Citation: Aljaafari A (2020) Size Dependent Photocatalytic Activity of ZnO Nanosheets for Degradation of Methyl Red. Front. Mater. 7:562693. doi: 10.3389/fmats.2020.562693

Received: 03 June 2020; Accepted: 29 September 2020;
Published: 18 November 2020.

Edited by:

Rengaraj Selvaraj, Sultan Qaboos University, Oman

Reviewed by:

Sanjay S. Kolekar, Shivaji University, India
Zinetula Z. Insepov, Purdue University, United States

Copyright © 2020 Aljaafari. This is an open-access article distributed under the terms of the Creative Commons Attribution License (CC BY). The use, distribution or reproduction in other forums is permitted, provided the original author(s) and the copyright owner(s) are credited and that the original publication in this journal is cited, in accordance with accepted academic practice. No use, distribution or reproduction is permitted which does not comply with these terms.
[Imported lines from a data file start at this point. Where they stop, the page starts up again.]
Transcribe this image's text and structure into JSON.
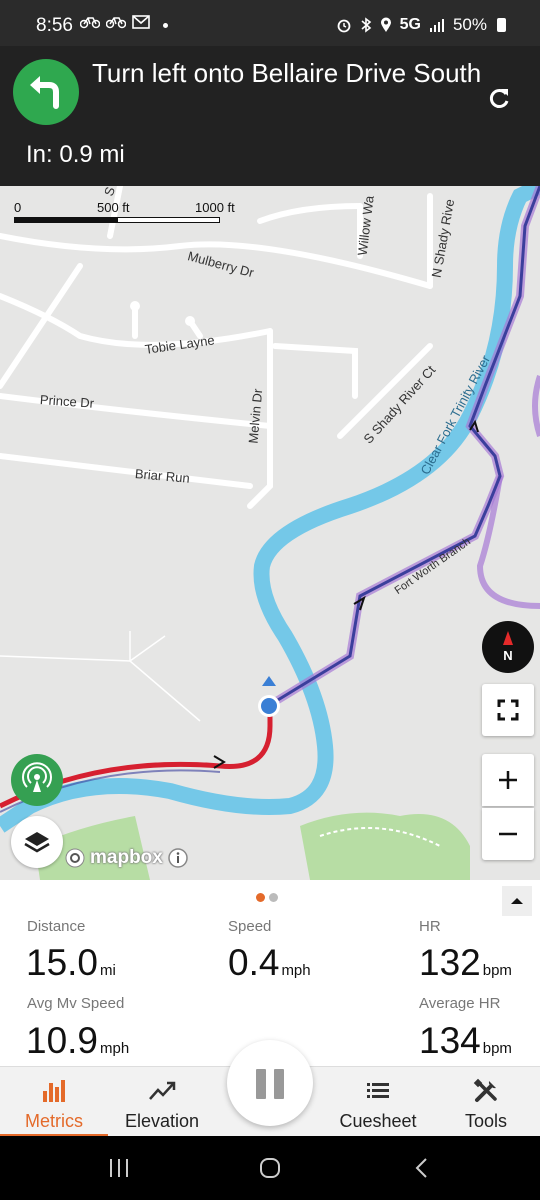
{
  "status_bar": {
    "time": "8:56",
    "left_icons": [
      "cycling-icon",
      "cycling-icon",
      "mail-icon",
      "dot-icon"
    ],
    "network": "5G",
    "battery": "50%",
    "right_icons": [
      "alarm-icon",
      "bluetooth-icon",
      "location-icon",
      "signal-icon",
      "battery-icon"
    ]
  },
  "navigation": {
    "instruction": "Turn left onto Bellaire Drive South",
    "distance": "In: 0.9 mi",
    "turn_icon": "turn-left-arrow-icon",
    "accent_color": "#2fa84f"
  },
  "map": {
    "scale": {
      "labels": [
        "0",
        "500 ft",
        "1000 ft"
      ]
    },
    "street_labels": {
      "s_top": "S T",
      "willow": "Willow Wa",
      "n_shady": "N Shady Rive",
      "mulberry": "Mulberry Dr",
      "tobie": "Tobie Layne",
      "prince": "Prince Dr",
      "melvin": "Melvin Dr",
      "s_shady": "S Shady River Ct",
      "briar": "Briar Run",
      "river": "Clear Fork Trinity River",
      "fort_worth": "Fort Worth Branch"
    },
    "compass_label": "N",
    "attribution": "mapbox",
    "route_color": "#3b3f9c",
    "track_color": "#d62030",
    "water_color": "#74c8e8"
  },
  "metrics": {
    "page_dots": 2,
    "active_page": 1,
    "items": [
      {
        "label": "Distance",
        "value": "15.0",
        "unit": "mi"
      },
      {
        "label": "Speed",
        "value": "0.4",
        "unit": "mph"
      },
      {
        "label": "HR",
        "value": "132",
        "unit": "bpm"
      },
      {
        "label": "Avg Mv Speed",
        "value": "10.9",
        "unit": "mph"
      },
      {
        "label": "Average HR",
        "value": "134",
        "unit": "bpm"
      }
    ]
  },
  "tabs": [
    {
      "label": "Metrics",
      "icon": "bar-chart-icon",
      "active": true
    },
    {
      "label": "Elevation",
      "icon": "trend-line-icon",
      "active": false
    },
    {
      "label": "Cuesheet",
      "icon": "list-icon",
      "active": false
    },
    {
      "label": "Tools",
      "icon": "tools-icon",
      "active": false
    }
  ],
  "accent": "#e46a2a"
}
*Correspondence: Abdullah Aljaafari, aaljaafari@kfu.edu.sa